Q&A with John daSilva:
How do you describe your food?
Bright, clean, fresh, simple and refined.
If you had to describe your restaurant in one word, what would it be?
Who or what inspires you?
Inspiration comes from everywhere. Sometimes I get it from cooking with my wife, Molly, at home, talking to my cooks about food in the kitchen, or chatting with my farmers at the market.
What’s on your cooking bucket list?
Cooking at a wine bar, I make it my business to stay informed on cheeses and cured meats as much as possible. Recently we have started making a lot of fresh cheeses in-house—chèvre, goat milk ricotta as well as ricotta salata. I’d love to delve deeper into aged cheeses and salumi.
When did you realize that you loved food?
When I was a kid, we shared a two-family house with my great-grandmother and my grandparents, so I was always spoiled with food when I got home from school. My great-grandmother was Portuguese and my grandmother was Sicilian, and they would prepare all kinds of good stuff—bacalao, sopa de couve, fresh bread slathered with butter. The arrangement was very Old World—we had a grapevine in the backyard and my grandfather was a fisherman, so we always had amazing fresh seafood and codfish hanging in the cellar. I guess you could say that laid the foundation for my love of food.
What ingredient is central to your cooking?
Hard to pick just one, so I'll say herbs. I use them in a lot of different ways—whole or chopped in salads, as a pesto or purée on top of pasta, infused into oils to season crudo. I love their natural beauty and their ability to brighten up or cool down a dish.
What would you do if you weren’t a chef?
I do a lot of impersonations and I love to make people laugh, so I think it would be a lot of fun to be a voice actor and comedian like Hank Azaria, Robin Williams or Dana Carvey.
What cookbook is most important to you?
Hard to pick just one, so I'll go off the beaten path and say The Flavor Bible and Food Lover's Companion. As a young cook, I referenced these books nearly every day.
How do you find calm in your kitchen?
I'm very fortunate to have a crew of talented, hard-working and professional chefs by my side, but inevitably things do get hectic. When that happens, I like to sit in the alley behind the restaurant, gather my thoughts and reflect.

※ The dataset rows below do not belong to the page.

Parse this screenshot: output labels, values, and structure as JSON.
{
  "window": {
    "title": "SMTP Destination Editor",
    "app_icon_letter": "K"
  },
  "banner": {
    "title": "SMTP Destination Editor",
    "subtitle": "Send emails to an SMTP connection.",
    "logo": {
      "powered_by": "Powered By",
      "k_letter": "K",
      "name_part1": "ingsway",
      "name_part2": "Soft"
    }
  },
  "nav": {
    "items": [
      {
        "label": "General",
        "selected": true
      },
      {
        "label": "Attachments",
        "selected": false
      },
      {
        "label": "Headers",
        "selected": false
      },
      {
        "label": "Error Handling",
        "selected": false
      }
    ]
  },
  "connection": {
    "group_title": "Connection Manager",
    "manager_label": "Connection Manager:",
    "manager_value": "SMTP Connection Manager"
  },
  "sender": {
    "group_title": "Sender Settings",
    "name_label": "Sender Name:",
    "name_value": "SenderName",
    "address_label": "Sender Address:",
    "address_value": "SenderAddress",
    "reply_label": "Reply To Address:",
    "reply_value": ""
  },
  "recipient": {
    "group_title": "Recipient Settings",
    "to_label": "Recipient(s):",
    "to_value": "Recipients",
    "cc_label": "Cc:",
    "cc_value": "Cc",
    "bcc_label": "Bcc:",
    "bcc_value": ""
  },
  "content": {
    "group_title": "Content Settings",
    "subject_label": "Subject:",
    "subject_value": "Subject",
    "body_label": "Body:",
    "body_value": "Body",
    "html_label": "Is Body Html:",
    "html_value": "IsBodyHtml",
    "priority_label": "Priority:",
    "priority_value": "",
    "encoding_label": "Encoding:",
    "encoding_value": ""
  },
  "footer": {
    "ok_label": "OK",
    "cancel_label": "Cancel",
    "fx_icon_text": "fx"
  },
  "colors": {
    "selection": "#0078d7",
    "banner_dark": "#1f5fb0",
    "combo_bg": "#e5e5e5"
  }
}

We have a small herb garden back there and a park across the street which helps me to relax.
What meal changed how you feel about food?
I had an amazing lunch at Eleven Madison Park several years ago that made me re-examine my approach to food. Their ability to highlight every facet of a single ingredient was really quite impressive. I also loved being able to interact with the servers and cooks.